    Male Pelvic Floor Dysfunction

    Symptoms which may elicit a pelvic floor evaluation can include bowel/bladder leakage, urine retention, urine frequency/urgency and pain located in the pelvis, testicles, or coccyx. Urine leakage is a common problem s/p prostatectomy and physical therapy has been found to be effective.

    Treatments will be individualized and may include:

  • Exercises, stretches and posture training
  • Biofeedback
  • Internal muscle work
  • Relaxation strategies
  • Education in behavioral and habit modifications
  • Pediatric Pelvic Floor Dysfunction

    This can refer to various problems that occur when the pelvic floor muscles are not working properly. The muscles can be over-active and spasm resulting in tightness and weakness or just generally uncoordinated. There are often habitual and behavioral components as well.
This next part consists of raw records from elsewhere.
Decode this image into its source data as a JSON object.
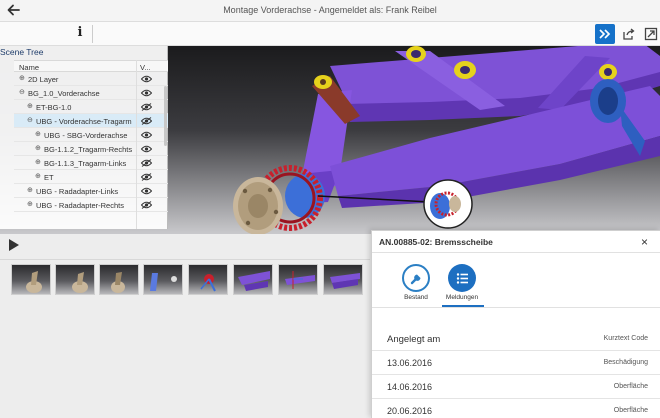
{
  "header": {
    "title": "Montage Vorderachse - Angemeldet als: Frank Reibel"
  },
  "toolbar": {
    "info_icon": "i"
  },
  "scene_tree": {
    "title": "Scene Tree",
    "col_name": "Name",
    "col_vis": "V...",
    "rows": [
      {
        "label": "2D Layer",
        "expander": "⊕",
        "visible": true
      },
      {
        "label": "BG_1.0_Vorderachse",
        "expander": "⊖",
        "visible": true
      },
      {
        "label": "ET-BG-1.0",
        "expander": "⊕",
        "visible": false
      },
      {
        "label": "UBG - Vorderachse-Tragarm",
        "expander": "⊖",
        "visible": false
      },
      {
        "label": "UBG - SBG-Vorderachse",
        "expander": "⊕",
        "visible": true
      },
      {
        "label": "BG-1.1.2_Tragarm-Rechts",
        "expander": "⊕",
        "visible": true
      },
      {
        "label": "BG-1.1.3_Tragarm-Links",
        "expander": "⊕",
        "visible": false
      },
      {
        "label": "ET",
        "expander": "⊕",
        "visible": false
      },
      {
        "label": "UBG - Radadapter-Links",
        "expander": "⊕",
        "visible": true
      },
      {
        "label": "UBG - Radadapter-Rechts",
        "expander": "⊕",
        "visible": false
      }
    ]
  },
  "panel": {
    "title": "AN.00885-02: Bremsscheibe",
    "close": "×",
    "tabs": [
      {
        "label": "Bestand",
        "icon": "wrench-icon"
      },
      {
        "label": "Meldungen",
        "icon": "list-icon"
      }
    ],
    "columns": [
      "Angelegt am",
      "Kurztext Code"
    ],
    "rows": [
      {
        "date": "13.06.2016",
        "code": "Beschädigung"
      },
      {
        "date": "14.06.2016",
        "code": "Oberfläche"
      },
      {
        "date": "20.06.2016",
        "code": "Oberfläche"
      }
    ]
  },
  "colors": {
    "accent": "#1672c9",
    "frame": "#7a4fd1",
    "bolt": "#e6d21c",
    "brake": "#c8202c",
    "hub": "#2e5fc0"
  }
}
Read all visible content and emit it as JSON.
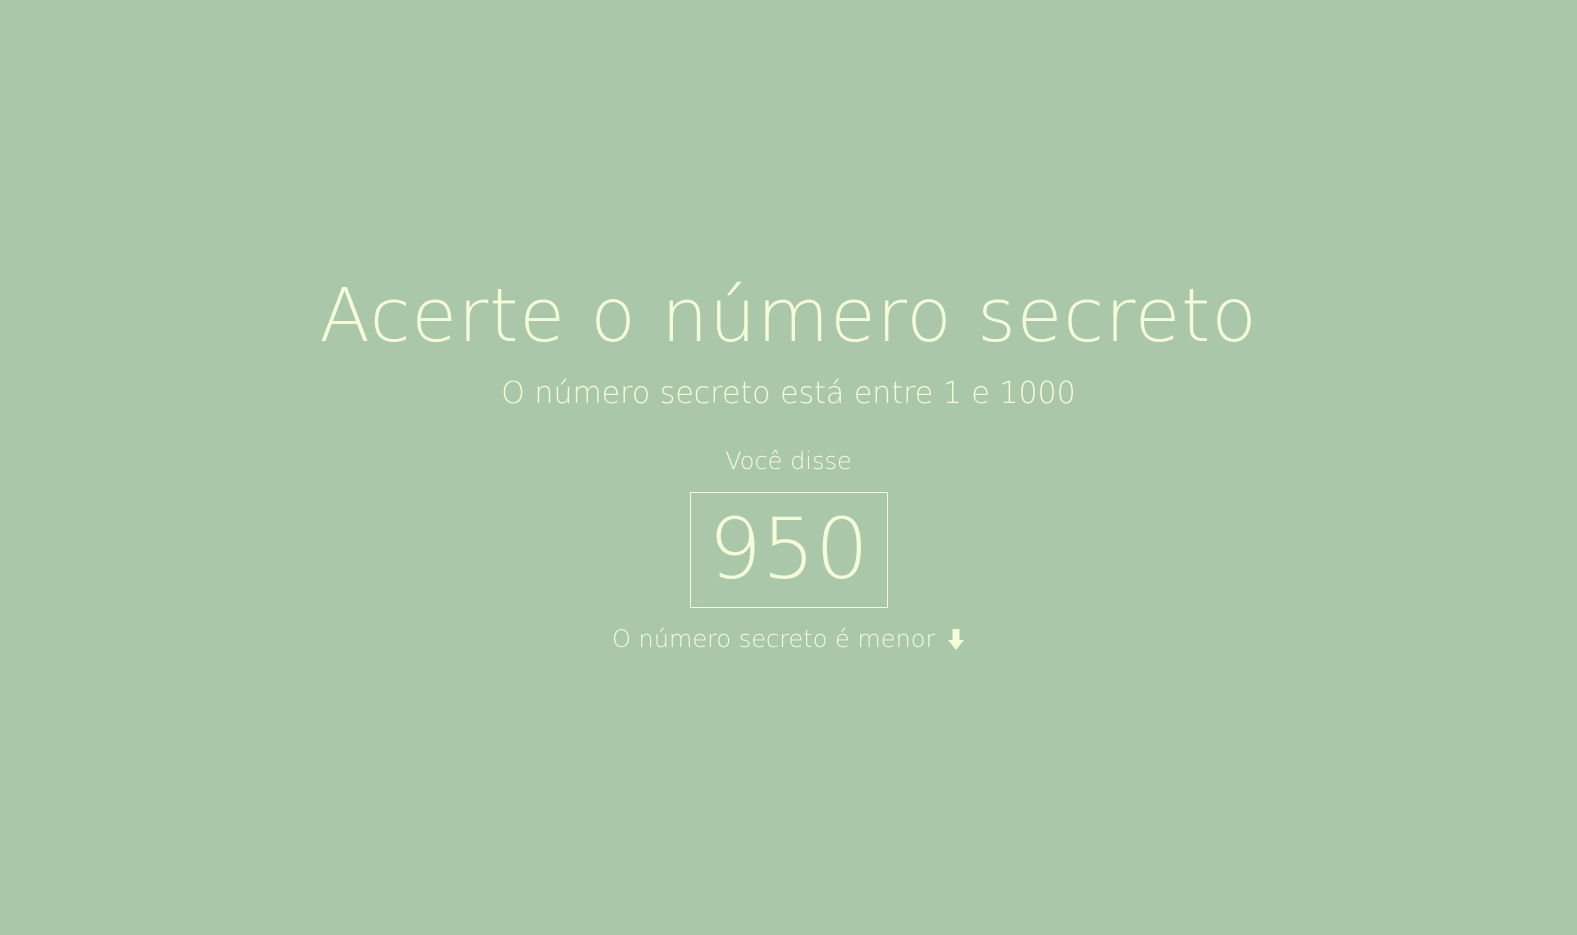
{
  "page": {
    "background_color": "#aac8a9",
    "text_color": "#f5fcd9"
  },
  "game": {
    "title": "Acerte o número secreto",
    "subtitle": "O número secreto está entre 1 e 1000",
    "said_label": "Você disse",
    "guess": "950",
    "hint": "O número secreto é menor",
    "hint_icon": "arrow-down-icon"
  }
}
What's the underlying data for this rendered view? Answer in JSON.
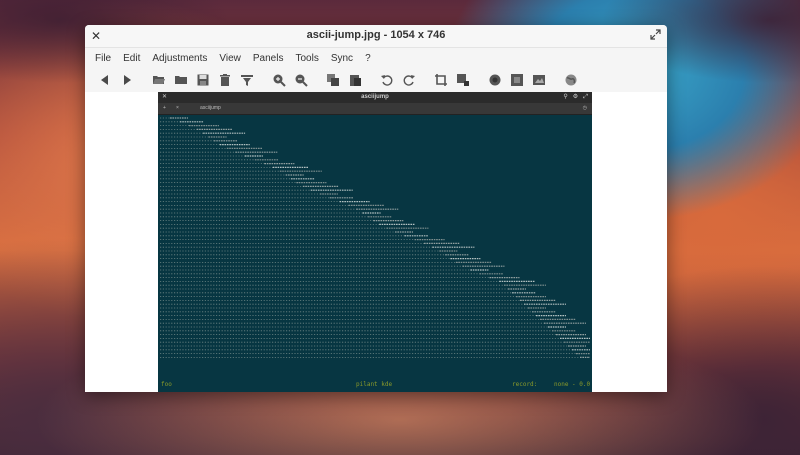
{
  "window": {
    "title": "ascii-jump.jpg  - 1054 x 746"
  },
  "menu": [
    "File",
    "Edit",
    "Adjustments",
    "View",
    "Panels",
    "Tools",
    "Sync",
    "?"
  ],
  "toolbar_icons": [
    "back-arrow-icon",
    "forward-arrow-icon",
    "open-folder-icon",
    "folder-icon",
    "save-icon",
    "delete-icon",
    "filter-icon",
    "zoom-in-icon",
    "zoom-out-icon",
    "copy-icon",
    "paste-icon",
    "rotate-left-icon",
    "rotate-right-icon",
    "crop-icon",
    "resize-icon",
    "record-icon",
    "fullscreen-icon",
    "image-info-icon",
    "globe-icon"
  ],
  "terminal": {
    "title": "asciijump",
    "tab_label": "asciijump",
    "tab_add": "+",
    "tab_close": "×",
    "status": {
      "left": "foo",
      "middle": "pilant kde",
      "record_label": "record:",
      "record_value": "none - 0.0"
    }
  },
  "colors": {
    "terminal_bg": "#073642",
    "terminal_text": "#93a1a1",
    "accent_text": "#8a9a2a",
    "titlebar_bg": "#f7f7f7"
  }
}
Symptoms can include daytime bladder/bowel leakage, bedwetting and constipation/encopresis.

    Treatments may include:

  • External biofeedback for pelvic floor re-training
  • Behavioral strategies and habit changes
  • Education on fluid and fiber intake
  • Relaxation strategies
  • Stretches, exercises and posture training